Coping With Holiday Stress and COVID-19
How to Manage Holiday Stress During COVID-19
Holidays mark an important time for many Americans. Families and friends gather to enjoy large meals, exchange gifts, participate in activities and worship together. However, COVID-19 has disrupted traditional celebration plans. Zoom gatherings, drive-by gift exchanges and live-streamed religious services may be the new normal for families this holiday season.
We spoke with Dr. Tracey Johnson, assistant director of the CONCERN Employee Assistance Program, about how you can manage your emotions and set realistic expectations as you prepare for the holidays.
Acknowledge Your Feelings
Disruptions to beloved traditions happen frequently—a family member dies, a child moves away from home and work schedules complicate planned festivities. You may feel sad, angry, anxious or guilty. Acknowledge how you navigated change in the past and ask yourself how those coping skills can help you celebrate the holidays during a pandemic.

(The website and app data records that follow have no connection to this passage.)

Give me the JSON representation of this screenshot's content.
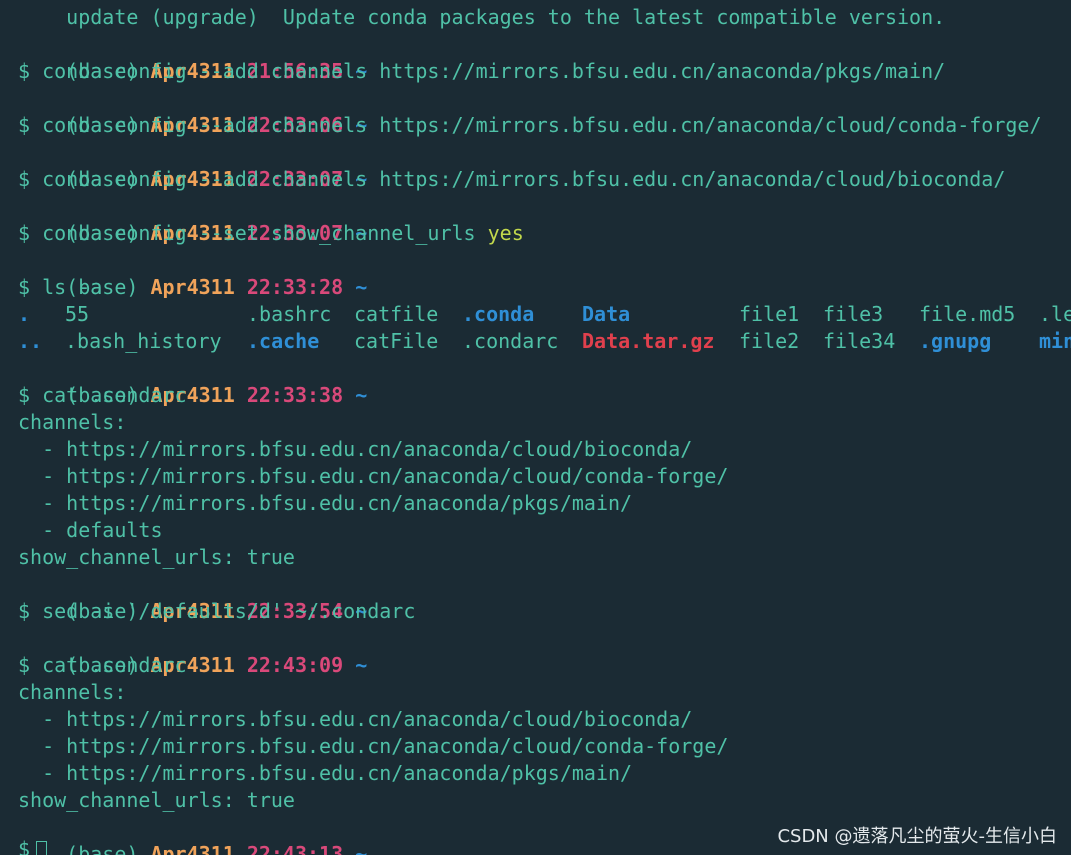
{
  "colors": {
    "background": "#1b2b34",
    "text": "#4fc1a7",
    "user": "#f0a35a",
    "time": "#d9497a",
    "directory": "#2f8fd6",
    "archive": "#e0404d",
    "yes": "#c2d94c"
  },
  "top_partial_line": "    update (upgrade)  Update conda packages to the latest compatible version.",
  "prompt": {
    "env": "(base)",
    "user": "Apr4311",
    "cwd": "~",
    "symbol": "$"
  },
  "prompts_times": [
    "21:56:35",
    "22:33:06",
    "22:33:07",
    "22:33:07",
    "22:33:28",
    "22:33:38",
    "22:33:54",
    "22:43:09",
    "22:43:13"
  ],
  "commands": [
    "conda config --add channels https://mirrors.bfsu.edu.cn/anaconda/pkgs/main/",
    "conda config --add channels https://mirrors.bfsu.edu.cn/anaconda/cloud/conda-forge/",
    "conda config --add channels https://mirrors.bfsu.edu.cn/anaconda/cloud/bioconda/",
    "conda config --set show_channel_urls ",
    "ls -a",
    "cat .condarc",
    "sed -i '/defaults/d' ~/.condarc",
    "cat .condarc"
  ],
  "yes_arg": "yes",
  "ls_row1": [
    ".",
    "55",
    ".bashrc",
    "catfile",
    ".conda",
    "Data",
    "file1",
    "file3",
    "file.md5",
    ".le"
  ],
  "ls_row2": [
    "..",
    ".bash_history",
    ".cache",
    "catFile",
    ".condarc",
    "Data.tar.gz",
    "file2",
    "file34",
    ".gnupg",
    "min"
  ],
  "condarc1": [
    "channels:",
    "  - https://mirrors.bfsu.edu.cn/anaconda/cloud/bioconda/",
    "  - https://mirrors.bfsu.edu.cn/anaconda/cloud/conda-forge/",
    "  - https://mirrors.bfsu.edu.cn/anaconda/pkgs/main/",
    "  - defaults",
    "show_channel_urls: true"
  ],
  "condarc2": [
    "channels:",
    "  - https://mirrors.bfsu.edu.cn/anaconda/cloud/bioconda/",
    "  - https://mirrors.bfsu.edu.cn/anaconda/cloud/conda-forge/",
    "  - https://mirrors.bfsu.edu.cn/anaconda/pkgs/main/",
    "show_channel_urls: true"
  ],
  "watermark": "CSDN @遗落凡尘的萤火-生信小白"
}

“Instead of focusing on the cons of the situation, think about the pros,” said Johnson. “Look at the bright side. Family gatherings will likely be smaller and more intimate this year due to pandemic guidelines. If big, crowded events make you feel stressed, think about how a smaller, socially distanced event could feel more comfortable and meaningful to you.”
Different doesn’t always mean bad. However, if the holiday momentum feels overwhelming, Johnson recommends counteracting one negative thought with five positive thoughts.
“The coronavirus may change your hosting plans,” said Johnson. “You could still cook a few dishes to drop off at a family member’s house or share a meal with friends over Zoom. But you don’t have to prepare an elaborate meal for 30 people this year. You don’t have to deep clean the house. This makes holiday preparation a little less stressful.”
Johnson says you don’t need to let go of traditions—rather, use creativity to craft more inclusive holiday experiences this year. Consider virtually inviting family members who wouldn’t otherwise be able to attend.
“Technology allows us to invite loved ones who won’t be able to participate in our holiday fun,” said Johnson. “Maybe you video chat with grandparents who live on the West coast. Be open to new opportunities to make lasting memories.”
Keep Your Healthy Habits
What is one of your best defenses against holiday stress? Healthy habits.
“We tend to forget about our own needs in the hustle and bustle of the holiday season,” said Johnson. “Make sure you get enough sleep, eat well and stay physically active.”
It’s OK to indulge in your favorite holiday dish or treat. Moderation is key. Don’t forget to maintain your daily or weekly workout routine. Exercise not only keeps you fit but also supplies your brain with feel-good endorphins that ward off anxiety and depression.
The coronavirus pandemic presented new and complex challenges. Many families are grieving experiences that didn’t happen this year due to the spread of COVID-19, including high school graduations, birthday parties, baby showers and funerals. If you’re grieving the loss of a person or an experience this holiday season, you’re not alone.
“We all grieve differently,” said Johnson. “The holidays can be a reminder of our loss. Draw attention to this feeling—don’t bottle it up. Make new traditions that honor the memories of loved ones who have passed on. If you need support, reach out to family, friends and health care professionals who can help you process grief and find joy again for the holidays.”